In 2015, one of 115 natural gas storage wells at the Aliso Canyon storage facility in Southern California started leaking methane, an extremely potent greenhouse gas. The leak took months to seal, becoming the second largest methane leak in US history but likely the most environmentally damaging methane leak in US history due to the fact that none of the methane combusted before being released to the atmosphere.
After the well at Aliso Canyon was sealed, the state of California prohibited Southern California Gas (SoCalGas) from filling the storage facility, a series of underground caverns made of depleted former oil wells, to capacity. SoCalGas also may not draw gas from Aliso Canyon unless other options have been exhausted. The result is that California is entering the third summer in a row where SoCalGas has warned that there might not be enough natural gas to feed Southern California’s needs through both the summer and the winter.
Besides regulatory restrictions on filling Aliso Canyon up to capacity, a number of pipeline outages have also kept the amount of natural gas in the Southern California area low. According to the Energy Information Administration (EIA), three pipelines in particular are out of commission with no completion date anticipated in the near future.
The result is that natural gas pipeline capacity and non-Aliso Canyon storage is projected to be 0.2 billion cubic feet per day (bcf/d) lower than it was last summer.
Generally, the highest demand for natural gas occurs in the winter, because the fuel is used both to run power plants and to heat people’s homes. In summer, residential heating is less of a concern, but as more residents turn on air conditioning during the hot summer months, the increased demand for electricity means natural gas generators demand more fuel to produce more electricity. Summer is also when natural gas reserves that have been depleted get replenished, but if pipeline outages persist, the rate of replenishment could slow.
Thus far, the restrictions on Aliso Canyon storage haven’t created significant problems for California. Immediately after the leak, SoCalGas warned that unless the state allowed it to fill its storage facility back up again, blackouts would occur. Those blackouts never came to pass, and California turned to alternative ways of addressing electricity demand, including ordering utilities to invest in large-scale batteries. Still, according to Reuters, in early May a group of regulators and power companies issued a technical report saying that the region only avoided serious problems last winter because of unusually mild weather, which drives down the need for heating and electricity.
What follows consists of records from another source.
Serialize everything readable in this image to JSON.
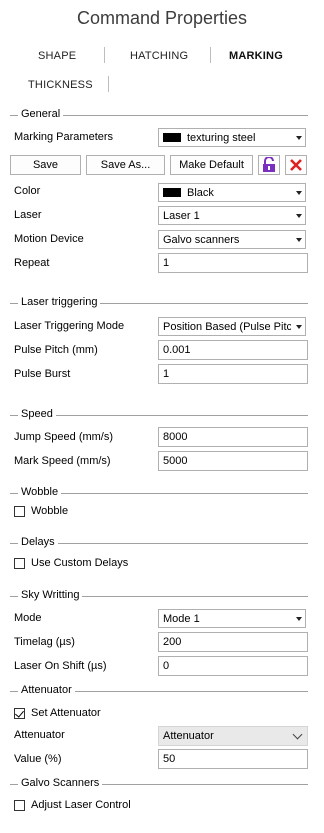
{
  "title": "Command Properties",
  "tabs": [
    "SHAPE",
    "HATCHING",
    "MARKING",
    "THICKNESS"
  ],
  "sections": {
    "general": "General",
    "laser_triggering": "Laser triggering",
    "speed": "Speed",
    "wobble": "Wobble",
    "delays": "Delays",
    "sky_writing": "Sky Writting",
    "attenuator": "Attenuator",
    "galvo": "Galvo Scanners"
  },
  "general": {
    "marking_params_label": "Marking Parameters",
    "marking_params_value": "texturing steel",
    "save": "Save",
    "save_as": "Save As...",
    "make_default": "Make Default",
    "color_label": "Color",
    "color_value": "Black",
    "laser_label": "Laser",
    "laser_value": "Laser 1",
    "motion_label": "Motion Device",
    "motion_value": "Galvo scanners",
    "repeat_label": "Repeat",
    "repeat_value": "1"
  },
  "laser_triggering": {
    "mode_label": "Laser Triggering Mode",
    "mode_value": "Position Based (Pulse Pitch)",
    "pitch_label": "Pulse Pitch (mm)",
    "pitch_value": "0.001",
    "burst_label": "Pulse Burst",
    "burst_value": "1"
  },
  "speed": {
    "jump_label": "Jump Speed (mm/s)",
    "jump_value": "8000",
    "mark_label": "Mark Speed (mm/s)",
    "mark_value": "5000"
  },
  "wobble": {
    "checkbox_label": "Wobble",
    "checked": false
  },
  "delays": {
    "checkbox_label": "Use Custom Delays",
    "checked": false
  },
  "sky_writing": {
    "mode_label": "Mode",
    "mode_value": "Mode 1",
    "timelag_label": "Timelag (µs)",
    "timelag_value": "200",
    "shift_label": "Laser On Shift (µs)",
    "shift_value": "0"
  },
  "attenuator": {
    "checkbox_label": "Set Attenuator",
    "checked": true,
    "label": "Attenuator",
    "value_select": "Attenuator",
    "value_label": "Value (%)",
    "value": "50"
  },
  "galvo": {
    "checkbox_label": "Adjust Laser Control",
    "checked": false
  },
  "colors": {
    "lock": "#7b2fbf",
    "delete": "#e02020"
  },
  "icons": {
    "lock": "unlock-icon",
    "delete": "close-icon"
  }
}
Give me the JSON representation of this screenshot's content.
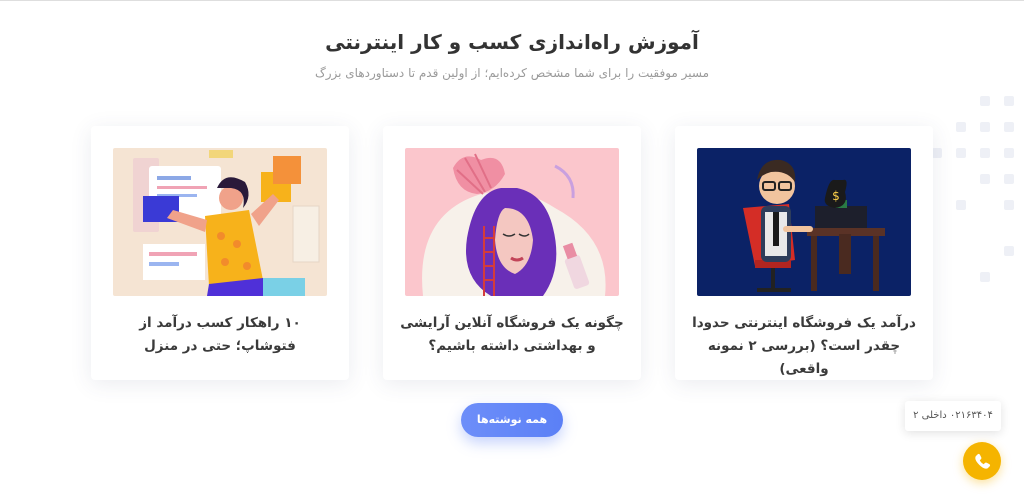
{
  "section": {
    "title": "آموزش راه‌اندازی کسب و کار اینترنتی",
    "subtitle": "مسیر موفقیت را برای شما مشخص کرده‌ایم؛ از اولین قدم تا دستاوردهای بزرگ"
  },
  "cards": [
    {
      "title": "درآمد یک فروشگاه اینترنتی حدودا چقدر است؟ (بررسی ۲ نمونه واقعی)",
      "image_icon": "office-man-money-illustration"
    },
    {
      "title": "چگونه یک فروشگاه آنلاین آرایشی و بهداشتی داشته باشیم؟",
      "image_icon": "woman-makeup-illustration"
    },
    {
      "title": "۱۰ راهکار کسب درآمد از فتوشاپ؛ حتی در منزل",
      "image_icon": "designer-woman-illustration"
    }
  ],
  "all_posts_label": "همه نوشته‌ها",
  "contact": {
    "phone_text": "۰۲۱۶۳۴۰۴ داخلی ۲",
    "icon": "phone-icon"
  },
  "colors": {
    "accent_blue": "#5b80f6",
    "call_yellow": "#f5b400",
    "card1_bg": "#0b2266",
    "card2_bg": "#fbc6cc",
    "card3_bg": "#f5e4d3"
  }
}
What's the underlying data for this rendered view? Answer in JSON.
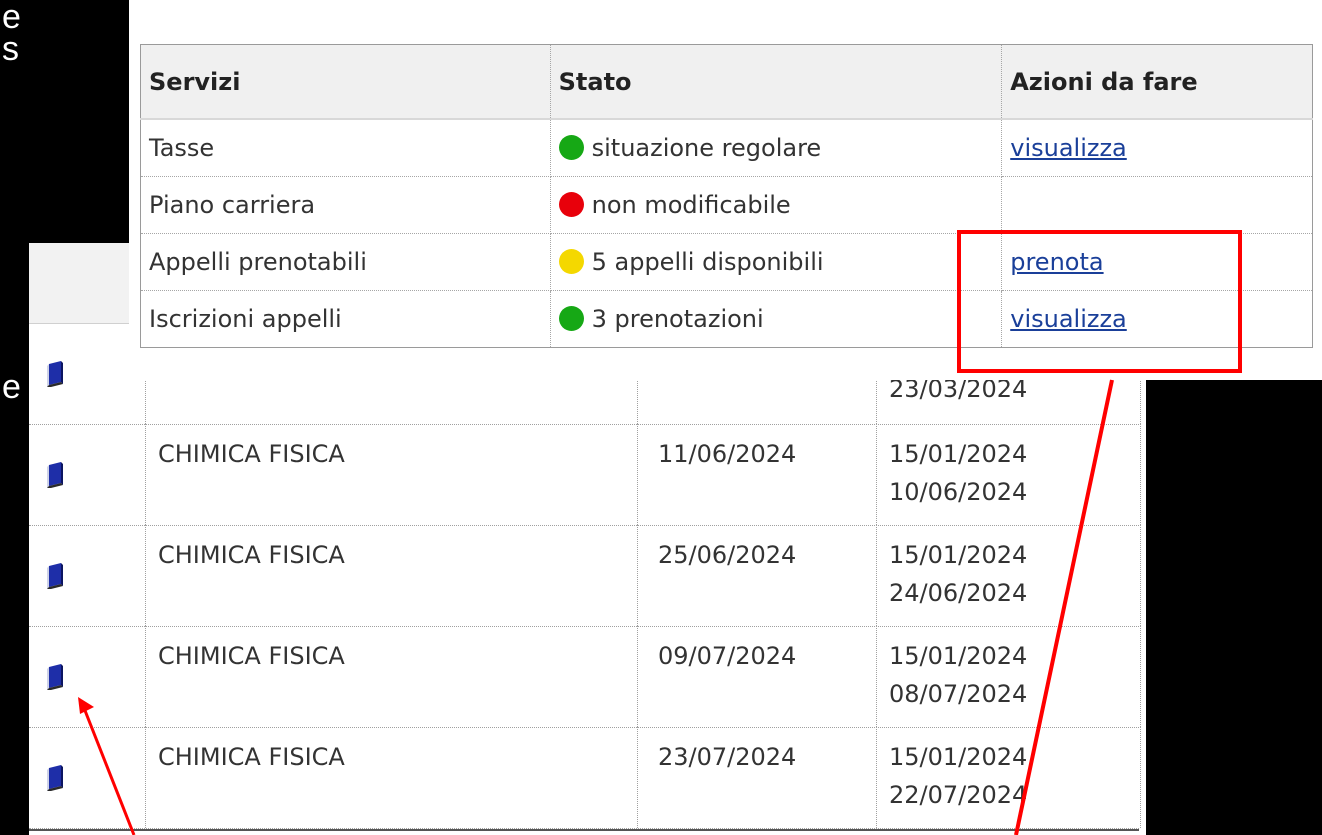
{
  "background_fragments": [
    "e",
    "s",
    "e"
  ],
  "services_table": {
    "headers": [
      "Servizi",
      "Stato",
      "Azioni da fare"
    ],
    "rows": [
      {
        "service": "Tasse",
        "status_color": "#16a815",
        "status": "situazione regolare",
        "action": "visualizza"
      },
      {
        "service": "Piano carriera",
        "status_color": "#e8000b",
        "status": "non modificabile",
        "action": ""
      },
      {
        "service": "Appelli prenotabili",
        "status_color": "#f4d800",
        "status": "5 appelli disponibili",
        "action": "prenota"
      },
      {
        "service": "Iscrizioni appelli",
        "status_color": "#16a815",
        "status": "3 prenotazioni",
        "action": "visualizza"
      }
    ]
  },
  "exams_table": {
    "rows": [
      {
        "icon": "book-icon",
        "exam": "",
        "date": "",
        "period_start": "",
        "period_end": "23/03/2024"
      },
      {
        "icon": "book-icon",
        "exam": "CHIMICA FISICA",
        "date": "11/06/2024",
        "period_start": "15/01/2024",
        "period_end": "10/06/2024"
      },
      {
        "icon": "book-icon",
        "exam": "CHIMICA FISICA",
        "date": "25/06/2024",
        "period_start": "15/01/2024",
        "period_end": "24/06/2024"
      },
      {
        "icon": "book-icon",
        "exam": "CHIMICA FISICA",
        "date": "09/07/2024",
        "period_start": "15/01/2024",
        "period_end": "08/07/2024"
      },
      {
        "icon": "book-icon",
        "exam": "CHIMICA FISICA",
        "date": "23/07/2024",
        "period_start": "15/01/2024",
        "period_end": "22/07/2024"
      }
    ]
  },
  "annotation_color": "#ff0000"
}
The situation is interesting because it shows that even three years after the Aliso Canyon disaster, the storage system for natural gas in California has not returned to its previous state before the leak.
In addition, the Trump administration’s Department of Energy (DOE) has repeatedly argued that difficulties in storing natural gas mean the federal government should prop up expensive coal and nuclear plants. But California has almost zero coal power, and it has been in the process of shutting down two major nuclear plants (Diablo Canyon and San Onofre). Instead, the state has recommended other means to ensure electrical supply in both the summer and winter months.
The May technical report suggested that, if natural gas pipelines can’t be repaired in time, power companies should import Liquified Natural Gas (LNG) from Mexico, expedite transmission projects that could send electricity from areas of surplus to areas where demand is high, and take advantage of demand-response pilot projects. Demand-response projects compensate electricity customers for shifting their demand to off-peak hours so they can receive energy from renewable sources or tap operating natural gas pipelines during times of low demand.
The technical report also suggested lifting restrictions on storing natural gas at the Aliso Canyon storage facility. That’s a contentious proposal in the region, where residents of the nearby Porter Ranch community were evacuated from their homes during the leak as they developed headaches and nosebleeds from the methane in the atmosphere. In May, Harvard research fellow Drew R. Michanowicz argued in the Los Angeles Times that using depleted oil wells as high-pressure natural gas storage tanks requires modern engineering against blowouts that the aging Aliso Canyon facility lacked. The problem isn’t local, Michanowicz argued: “Based on the best data we could get about the age of wells, we estimated that out of the approximately 14,000 storage wells nationwide, about 2,700 might be Aliso-type wells.”